Enter my friend, Frank. Frank is, in my humble opinion, the best damn Barber to ever pick up scissors. (Not that he uses them all that often, his weapon of choice is a good pair of electric trimmers and extraordinarily sharp wit.) I was living in Manassas at the time and came in to relieve myself of about 20 pounds of unnecessary hair. During the course of our conversation (still love talking to Frank today) the subject turned to the nearly empty "Toys for Tots" box that was settled in front of the window. We discussed how customers didn't seem motivated to bring in a toy, but they'd gladly throw a few bucks into a jar. That's when it all started.
Frank decided to put jars in every one of the "Barber Shop & Co" stores around our area, and we'd use the funds we generated to purchase BIKES for kids in need. We called our drive, "Bikes for Tikes". I immediately pledged to go out on my own and raise money from companies and friends for our cause. The first year was pretty good. Actually, it was great. But it got better. We could always do better.
The second year we got a company involved I was working for called Comstor. Comstor is and was the single greatest experience I've had as a professional. I learned the most, made lifelong friends, and found for the first time just how much like family the right company can be. I still miss it to this day. It's probably why I have such a soft spot for our distributors at Ruckus Wireless, Inc.. The point is, however, that Comstor offered to MATCH whatever I could raise internally from our employees as long as I'd let them BUILD the bikes we bought. Oooooh what a mistake that was. Turns out, I have a knack for raising money. That year we raised over $6,000 to buy bikes for kids. We built enough bikes to give almost every needy kid in Virginia a new bike. Then we did it again, the next year. The guys at Quantico were unquestionably fans of "Bikes for Tikes".

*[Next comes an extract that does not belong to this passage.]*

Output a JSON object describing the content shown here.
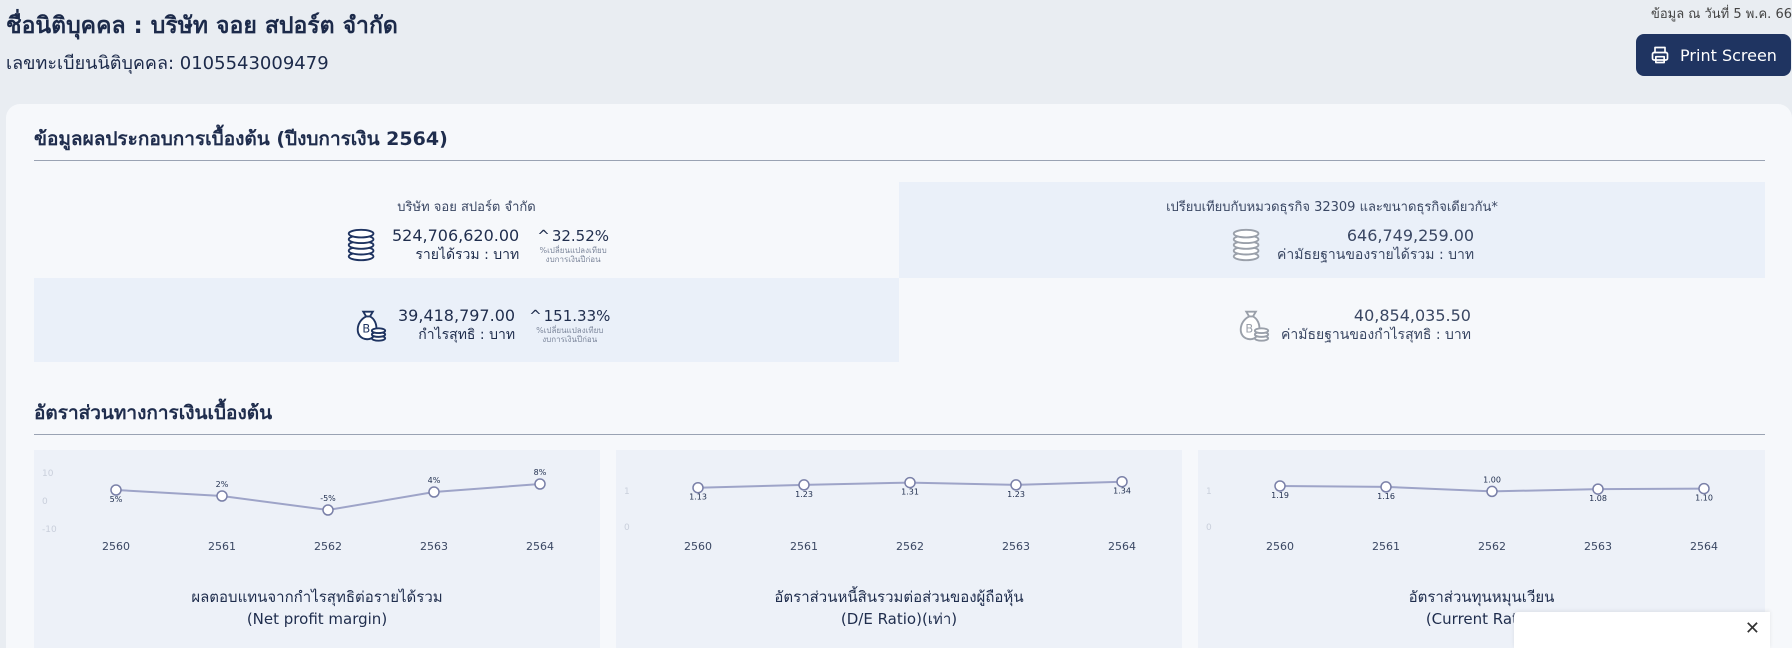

Life can sometimes get in the way of a good thing. I sold my house in Manassas (Dale City, actually at the time) and the housing market was BOOMING. The closest I could find a place was Front Royal, VA. The distance proved to be too much to go see my friend Frank with any regularity. Irregularity turned into almost never. Without working together and having other priorities, we stopped building bikes.
Now we can (mercifully) fast forward 10 years or so. A couple years ago my wife and I purchased a bike for Matthew, our youngest. We bought it online from Wal-Mart, and much to our surprise they sent us TWO. I tried for days to send it back, but they had no record of sending us a second bike and would only refund the one I purchased in the first place. That didn't really seem fair to me, so I turned to Facebook. You can actually scroll back a year or so and find the post where I asked for a needy family for the bike. Fact is, I got EIGHT.
I immediately remembered all the bikes we built, and the feeling inside when I knew we had a made a difference. It's not just Moms and Dads we made a difference for, either. It's for those guys at the Marine Corps Reserve working hard for Toys for Tots who have a list of kids they can't provide for...we made a difference. No became yes. Christmas was allowed to be magic again, just for a minute. I went back to Wal-Mart and bought 7 more bikes and personally delivered each one of them, and each and every time my precious manliness was in jeopardy when I saw the difference.
In 2014 we built SEVENTY FOUR bikes and donated them through the Marine Corps Toys for Tots Foundation. In 2015 that number increased to 316 bikes in three different cities across the United States. This year we're doing our best to top that number and extend our reach to delivering bikes to needy kids that want them as far as we can reach.
Help us make a difference!